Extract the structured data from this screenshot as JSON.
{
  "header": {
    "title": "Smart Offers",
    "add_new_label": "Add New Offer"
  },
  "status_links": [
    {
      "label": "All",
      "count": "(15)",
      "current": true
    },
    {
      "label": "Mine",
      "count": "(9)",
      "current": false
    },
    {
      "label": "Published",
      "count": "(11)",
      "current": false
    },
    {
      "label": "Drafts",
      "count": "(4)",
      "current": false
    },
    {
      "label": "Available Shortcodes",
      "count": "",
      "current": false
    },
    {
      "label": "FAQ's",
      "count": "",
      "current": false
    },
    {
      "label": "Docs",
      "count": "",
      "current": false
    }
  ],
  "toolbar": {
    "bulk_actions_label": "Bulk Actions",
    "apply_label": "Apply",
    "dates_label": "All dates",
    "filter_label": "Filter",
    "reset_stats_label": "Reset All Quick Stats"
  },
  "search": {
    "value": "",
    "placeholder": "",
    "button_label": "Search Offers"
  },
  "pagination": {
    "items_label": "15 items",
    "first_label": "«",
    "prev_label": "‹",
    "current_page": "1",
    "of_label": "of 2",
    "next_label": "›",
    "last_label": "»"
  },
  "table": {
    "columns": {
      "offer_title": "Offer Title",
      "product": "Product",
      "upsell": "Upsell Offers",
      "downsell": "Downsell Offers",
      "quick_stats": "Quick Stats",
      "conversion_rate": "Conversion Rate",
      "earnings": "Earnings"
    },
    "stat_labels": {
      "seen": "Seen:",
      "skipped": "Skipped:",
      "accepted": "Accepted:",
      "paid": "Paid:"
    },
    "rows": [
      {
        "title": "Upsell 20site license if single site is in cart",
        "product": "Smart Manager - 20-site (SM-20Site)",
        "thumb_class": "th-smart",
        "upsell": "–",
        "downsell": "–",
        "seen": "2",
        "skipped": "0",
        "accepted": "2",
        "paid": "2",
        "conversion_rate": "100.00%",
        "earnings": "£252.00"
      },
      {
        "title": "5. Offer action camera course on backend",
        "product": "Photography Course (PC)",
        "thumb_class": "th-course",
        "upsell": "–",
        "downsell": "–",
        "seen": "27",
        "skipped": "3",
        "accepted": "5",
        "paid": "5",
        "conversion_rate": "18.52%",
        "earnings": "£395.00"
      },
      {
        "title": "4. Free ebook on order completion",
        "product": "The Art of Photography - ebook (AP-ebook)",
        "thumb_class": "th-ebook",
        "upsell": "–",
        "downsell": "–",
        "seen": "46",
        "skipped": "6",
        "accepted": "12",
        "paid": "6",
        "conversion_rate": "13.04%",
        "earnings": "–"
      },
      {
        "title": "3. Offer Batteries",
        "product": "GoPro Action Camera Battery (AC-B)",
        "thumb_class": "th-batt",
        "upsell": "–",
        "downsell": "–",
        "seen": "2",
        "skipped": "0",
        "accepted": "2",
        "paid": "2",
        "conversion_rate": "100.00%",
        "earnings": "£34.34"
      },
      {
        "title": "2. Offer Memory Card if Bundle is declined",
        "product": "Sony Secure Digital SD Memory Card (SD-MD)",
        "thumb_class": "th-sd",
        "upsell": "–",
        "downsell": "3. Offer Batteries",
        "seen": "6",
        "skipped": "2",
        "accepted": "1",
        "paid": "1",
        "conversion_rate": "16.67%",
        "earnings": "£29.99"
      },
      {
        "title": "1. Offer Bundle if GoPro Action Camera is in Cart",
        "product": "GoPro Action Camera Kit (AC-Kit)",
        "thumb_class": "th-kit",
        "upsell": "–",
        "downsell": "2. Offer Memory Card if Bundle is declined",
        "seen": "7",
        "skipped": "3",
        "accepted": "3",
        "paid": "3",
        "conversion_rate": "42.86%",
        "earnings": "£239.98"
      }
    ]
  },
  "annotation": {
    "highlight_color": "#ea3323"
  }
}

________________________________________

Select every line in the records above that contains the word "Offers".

    "title": "Smart Offers",
    "button_label": "Search Offers"
      "upsell": "Upsell Offers",
      "downsell": "Downsell Offers",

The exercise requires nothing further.